Some of the proposals seem to amount to little more than conservative-friendly rebranding—like the idea of renaming the Department of Health and Human Services as the Department of Health and Public Welfare (though the administration also calls for bringing non-HHS public assistance programs, like food stamps, into the newly renamed department).
Others seem aimed only at reducing weird internal government contradictions. Mulvaney told Politico that one of his "favorite" examples of goofy government is the fact that a salmon swimming in the ocean is regulated by the Department of Commerce, while a salmon swimming up an American river is regulated by the Department of the Interior. Those examples are a dime a dozen. You may recall that President Barack Obama, in announcing a more limited government reorganization plan in 2013, complained about how pepperoni pizza is regulated differently than cheese pizza. But why should the federal government have to regulate salmon and pizza at all?
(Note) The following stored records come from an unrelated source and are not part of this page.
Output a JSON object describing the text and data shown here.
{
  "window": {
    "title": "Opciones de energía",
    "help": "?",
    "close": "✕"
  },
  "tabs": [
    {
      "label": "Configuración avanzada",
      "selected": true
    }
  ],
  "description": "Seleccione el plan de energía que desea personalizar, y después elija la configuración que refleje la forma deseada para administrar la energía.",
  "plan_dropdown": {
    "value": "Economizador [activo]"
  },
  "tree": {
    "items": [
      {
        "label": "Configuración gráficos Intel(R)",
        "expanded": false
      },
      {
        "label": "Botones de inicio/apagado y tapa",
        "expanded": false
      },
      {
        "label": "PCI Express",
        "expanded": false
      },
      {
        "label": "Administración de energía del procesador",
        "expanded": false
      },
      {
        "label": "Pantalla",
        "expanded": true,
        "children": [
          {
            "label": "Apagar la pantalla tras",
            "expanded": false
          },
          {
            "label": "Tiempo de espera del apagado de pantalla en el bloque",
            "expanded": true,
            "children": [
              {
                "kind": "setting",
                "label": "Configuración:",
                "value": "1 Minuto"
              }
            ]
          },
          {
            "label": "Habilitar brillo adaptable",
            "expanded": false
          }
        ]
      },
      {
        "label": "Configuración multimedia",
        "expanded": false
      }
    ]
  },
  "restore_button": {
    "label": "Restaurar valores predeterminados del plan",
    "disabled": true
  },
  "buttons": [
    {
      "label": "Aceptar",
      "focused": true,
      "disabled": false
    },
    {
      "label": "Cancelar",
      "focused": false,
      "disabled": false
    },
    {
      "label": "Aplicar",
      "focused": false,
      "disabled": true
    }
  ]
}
"It is disappointing that the opportunity was not taken to propose a wholesale reduction in the size of government," says Iain Murray, vice president for policy at the Competitive Enterprise Institute, a free market think tank.
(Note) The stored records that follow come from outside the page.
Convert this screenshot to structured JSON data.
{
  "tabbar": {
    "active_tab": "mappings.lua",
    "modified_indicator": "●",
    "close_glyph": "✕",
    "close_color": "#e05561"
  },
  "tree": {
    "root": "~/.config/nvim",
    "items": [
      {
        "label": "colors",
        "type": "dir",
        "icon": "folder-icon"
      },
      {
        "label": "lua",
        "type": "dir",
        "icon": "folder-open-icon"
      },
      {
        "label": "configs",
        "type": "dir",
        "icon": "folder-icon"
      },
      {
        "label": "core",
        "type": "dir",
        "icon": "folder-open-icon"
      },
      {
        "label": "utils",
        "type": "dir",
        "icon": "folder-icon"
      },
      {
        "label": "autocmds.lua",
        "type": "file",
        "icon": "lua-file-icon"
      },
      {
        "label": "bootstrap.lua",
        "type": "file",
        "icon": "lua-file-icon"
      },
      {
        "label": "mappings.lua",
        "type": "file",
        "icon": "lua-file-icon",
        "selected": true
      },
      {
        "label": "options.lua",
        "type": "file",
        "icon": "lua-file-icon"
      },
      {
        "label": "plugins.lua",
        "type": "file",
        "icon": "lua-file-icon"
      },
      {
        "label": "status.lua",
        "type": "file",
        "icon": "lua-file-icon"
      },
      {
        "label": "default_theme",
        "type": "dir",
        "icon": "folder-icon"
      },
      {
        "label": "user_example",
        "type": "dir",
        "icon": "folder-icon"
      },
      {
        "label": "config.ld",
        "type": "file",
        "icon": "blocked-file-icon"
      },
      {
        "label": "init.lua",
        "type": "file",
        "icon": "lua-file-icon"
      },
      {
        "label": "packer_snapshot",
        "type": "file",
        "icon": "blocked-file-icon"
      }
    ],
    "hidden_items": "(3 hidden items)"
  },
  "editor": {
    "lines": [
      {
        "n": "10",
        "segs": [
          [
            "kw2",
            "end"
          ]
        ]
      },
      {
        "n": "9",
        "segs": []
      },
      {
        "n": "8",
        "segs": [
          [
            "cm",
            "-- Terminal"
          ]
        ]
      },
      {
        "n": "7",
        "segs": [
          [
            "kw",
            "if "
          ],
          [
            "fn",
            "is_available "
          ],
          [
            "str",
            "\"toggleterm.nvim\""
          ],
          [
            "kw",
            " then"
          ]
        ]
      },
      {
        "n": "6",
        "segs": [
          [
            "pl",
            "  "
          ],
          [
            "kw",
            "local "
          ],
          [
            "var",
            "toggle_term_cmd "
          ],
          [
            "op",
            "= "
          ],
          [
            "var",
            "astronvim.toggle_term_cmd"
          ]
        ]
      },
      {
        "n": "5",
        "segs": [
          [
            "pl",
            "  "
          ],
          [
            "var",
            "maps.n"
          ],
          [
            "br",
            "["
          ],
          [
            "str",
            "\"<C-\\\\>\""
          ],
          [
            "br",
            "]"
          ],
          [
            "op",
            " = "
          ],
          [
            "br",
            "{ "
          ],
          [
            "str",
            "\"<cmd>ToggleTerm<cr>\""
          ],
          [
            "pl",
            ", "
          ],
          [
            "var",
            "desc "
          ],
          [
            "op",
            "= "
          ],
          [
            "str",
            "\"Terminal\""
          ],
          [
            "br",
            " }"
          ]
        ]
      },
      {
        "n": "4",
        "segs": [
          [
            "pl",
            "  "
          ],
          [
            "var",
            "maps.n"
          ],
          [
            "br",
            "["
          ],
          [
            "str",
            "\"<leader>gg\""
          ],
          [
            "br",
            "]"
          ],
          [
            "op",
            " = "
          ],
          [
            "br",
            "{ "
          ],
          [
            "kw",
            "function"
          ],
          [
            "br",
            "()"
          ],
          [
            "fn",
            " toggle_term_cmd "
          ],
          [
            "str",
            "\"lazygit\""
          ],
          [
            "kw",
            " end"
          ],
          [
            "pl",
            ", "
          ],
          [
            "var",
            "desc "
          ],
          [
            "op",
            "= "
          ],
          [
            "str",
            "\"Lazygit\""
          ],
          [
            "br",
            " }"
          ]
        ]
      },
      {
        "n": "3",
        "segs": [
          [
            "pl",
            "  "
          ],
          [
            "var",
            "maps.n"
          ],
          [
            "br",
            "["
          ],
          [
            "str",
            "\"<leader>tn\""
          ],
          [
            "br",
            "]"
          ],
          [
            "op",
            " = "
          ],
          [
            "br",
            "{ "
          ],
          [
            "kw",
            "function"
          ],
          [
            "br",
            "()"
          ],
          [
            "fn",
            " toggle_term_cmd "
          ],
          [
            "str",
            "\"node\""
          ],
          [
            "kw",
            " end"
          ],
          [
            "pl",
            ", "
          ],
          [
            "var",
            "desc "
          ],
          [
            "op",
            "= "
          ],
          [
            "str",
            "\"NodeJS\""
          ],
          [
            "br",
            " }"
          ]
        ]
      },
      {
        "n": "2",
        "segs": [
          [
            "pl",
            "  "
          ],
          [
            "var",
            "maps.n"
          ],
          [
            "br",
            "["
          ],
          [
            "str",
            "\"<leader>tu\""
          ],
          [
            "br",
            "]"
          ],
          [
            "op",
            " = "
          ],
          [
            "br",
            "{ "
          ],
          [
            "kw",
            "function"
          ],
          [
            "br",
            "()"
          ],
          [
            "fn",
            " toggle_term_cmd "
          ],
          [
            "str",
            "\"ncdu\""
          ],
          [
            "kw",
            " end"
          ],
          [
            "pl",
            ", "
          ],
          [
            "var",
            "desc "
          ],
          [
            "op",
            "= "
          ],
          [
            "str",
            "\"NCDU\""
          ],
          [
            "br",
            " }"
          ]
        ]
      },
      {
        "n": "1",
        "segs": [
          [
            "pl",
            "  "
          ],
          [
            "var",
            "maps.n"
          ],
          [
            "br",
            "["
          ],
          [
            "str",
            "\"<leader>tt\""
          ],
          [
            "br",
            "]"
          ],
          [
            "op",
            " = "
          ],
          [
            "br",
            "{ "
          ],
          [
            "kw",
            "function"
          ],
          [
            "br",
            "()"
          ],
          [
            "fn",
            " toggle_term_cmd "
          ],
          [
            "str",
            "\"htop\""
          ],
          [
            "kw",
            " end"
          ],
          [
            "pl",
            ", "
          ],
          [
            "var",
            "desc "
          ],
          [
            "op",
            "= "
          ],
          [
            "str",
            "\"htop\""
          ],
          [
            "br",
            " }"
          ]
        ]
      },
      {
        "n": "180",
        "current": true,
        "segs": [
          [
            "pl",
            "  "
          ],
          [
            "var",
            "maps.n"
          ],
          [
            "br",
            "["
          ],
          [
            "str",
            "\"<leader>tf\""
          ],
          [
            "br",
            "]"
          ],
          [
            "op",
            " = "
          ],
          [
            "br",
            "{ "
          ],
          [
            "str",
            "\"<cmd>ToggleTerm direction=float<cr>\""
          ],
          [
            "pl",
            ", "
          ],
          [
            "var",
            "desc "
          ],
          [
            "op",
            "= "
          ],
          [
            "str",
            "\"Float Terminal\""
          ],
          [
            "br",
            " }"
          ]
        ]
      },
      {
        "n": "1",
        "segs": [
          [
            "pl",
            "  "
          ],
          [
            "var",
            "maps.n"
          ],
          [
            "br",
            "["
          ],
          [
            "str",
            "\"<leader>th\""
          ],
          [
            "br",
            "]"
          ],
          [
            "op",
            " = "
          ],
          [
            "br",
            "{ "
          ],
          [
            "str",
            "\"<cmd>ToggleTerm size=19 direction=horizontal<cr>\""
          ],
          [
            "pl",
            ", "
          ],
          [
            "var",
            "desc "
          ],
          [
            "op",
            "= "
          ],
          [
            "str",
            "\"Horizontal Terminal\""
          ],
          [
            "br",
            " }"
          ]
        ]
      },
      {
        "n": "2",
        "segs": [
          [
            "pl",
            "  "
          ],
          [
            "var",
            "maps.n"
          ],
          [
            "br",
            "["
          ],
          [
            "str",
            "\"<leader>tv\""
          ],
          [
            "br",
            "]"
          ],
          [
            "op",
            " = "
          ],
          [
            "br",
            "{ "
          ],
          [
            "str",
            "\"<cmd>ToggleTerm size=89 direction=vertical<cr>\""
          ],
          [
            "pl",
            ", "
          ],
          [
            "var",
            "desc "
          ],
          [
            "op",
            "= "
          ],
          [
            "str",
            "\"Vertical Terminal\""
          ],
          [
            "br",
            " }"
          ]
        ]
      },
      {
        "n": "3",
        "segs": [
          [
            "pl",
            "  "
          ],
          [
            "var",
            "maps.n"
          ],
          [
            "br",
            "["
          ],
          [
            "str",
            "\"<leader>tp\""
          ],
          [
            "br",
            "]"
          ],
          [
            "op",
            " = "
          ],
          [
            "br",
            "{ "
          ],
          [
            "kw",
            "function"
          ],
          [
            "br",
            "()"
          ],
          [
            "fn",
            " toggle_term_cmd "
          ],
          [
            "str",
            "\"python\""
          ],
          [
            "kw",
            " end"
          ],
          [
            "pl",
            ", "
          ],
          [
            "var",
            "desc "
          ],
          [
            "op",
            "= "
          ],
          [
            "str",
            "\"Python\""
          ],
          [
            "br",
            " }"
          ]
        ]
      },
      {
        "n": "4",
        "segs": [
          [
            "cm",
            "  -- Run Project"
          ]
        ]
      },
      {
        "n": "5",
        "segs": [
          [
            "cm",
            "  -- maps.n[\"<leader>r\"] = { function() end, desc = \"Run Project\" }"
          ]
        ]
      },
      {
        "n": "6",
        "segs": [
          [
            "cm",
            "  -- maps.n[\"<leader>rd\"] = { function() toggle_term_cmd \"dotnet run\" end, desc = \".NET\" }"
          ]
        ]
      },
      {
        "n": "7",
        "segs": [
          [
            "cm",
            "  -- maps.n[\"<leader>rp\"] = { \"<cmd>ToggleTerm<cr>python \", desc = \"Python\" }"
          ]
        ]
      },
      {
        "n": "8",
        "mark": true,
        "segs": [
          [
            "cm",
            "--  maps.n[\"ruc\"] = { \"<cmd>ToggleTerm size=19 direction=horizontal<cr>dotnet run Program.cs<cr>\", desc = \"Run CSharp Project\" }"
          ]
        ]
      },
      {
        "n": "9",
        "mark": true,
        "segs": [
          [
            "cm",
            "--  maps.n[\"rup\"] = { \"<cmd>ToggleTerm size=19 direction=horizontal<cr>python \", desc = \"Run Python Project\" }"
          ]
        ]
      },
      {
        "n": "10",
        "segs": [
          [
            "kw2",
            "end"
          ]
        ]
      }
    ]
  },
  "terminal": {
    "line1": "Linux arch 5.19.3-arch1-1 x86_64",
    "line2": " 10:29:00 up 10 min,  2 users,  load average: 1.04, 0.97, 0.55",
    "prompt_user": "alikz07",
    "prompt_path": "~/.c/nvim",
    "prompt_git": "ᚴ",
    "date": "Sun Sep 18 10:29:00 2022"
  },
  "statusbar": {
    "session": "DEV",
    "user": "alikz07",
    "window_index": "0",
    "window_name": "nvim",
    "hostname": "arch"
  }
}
It's also hard to envision Congress doing much with this proposal before the November midterms. As The Wall Street Journal notes, lawmakers have typically been reluctant to embrace such ideas in the past. Even with the cancellation of the August recess, there's not much reason to expect Congress to engage in major policy debates before the election. Heck, Congress might not even pass a budget.
In the end, this proposal from the Trump administration is likely to end up on a shelf collecting dust beside previous government consolidation proposals from the Clinton, Bush, and Obama administrations. In fact, parts of the Trump plan—including the high-profile plan to merge the Departments of Education and Labor—seem to have been lifted from those previous, unsuccessful efforts. But even if the administration's reach exceeds its grasp, there are a few relatively light lifts that could and should be added to the congressional agenda.
Chief among those is the privatization of the air-traffic control system, something the Reason Foundation (which publishes this blog) has been advocating for a long time. As Reason's Director of Transportation Policy Bob Poole noted in a feature last year, the American air traffic control system is out-of-date and out-of-touch with developments in the rest of the world. Airlines, the air traffic controllers' union, business groups, and many professional transportation policy analysts agree that air traffic control should be spun-off from the Federal Aviation Authority. It's possible that Trump's grand plan for reorganizing the government could help undo the inertia that has so far blocked this relatively simple, cost-saving reform.
Maybe the best example of the gap between the ambition and the reality of the Trump administration's plan lies in the Education-Labor merger. The change would "allow the federal government to address the educational and skill needs of American students and workers in a coordinated way, eliminating duplication of effort between the two agencies and maximizing the effectiveness of skill-building efforts."
But at the same time, the proposal goes to lengths to emphasize the goal of eliminating "one-size-fits-all" government.
It's tough to square that circle. As long as the federal government is taking a central role in American education and labor, there will always be one-size-fits-all regulations that limit innovation and effectiveness. If the Trump administration wanted a truly revolutionary plan, it would acknowledge as much.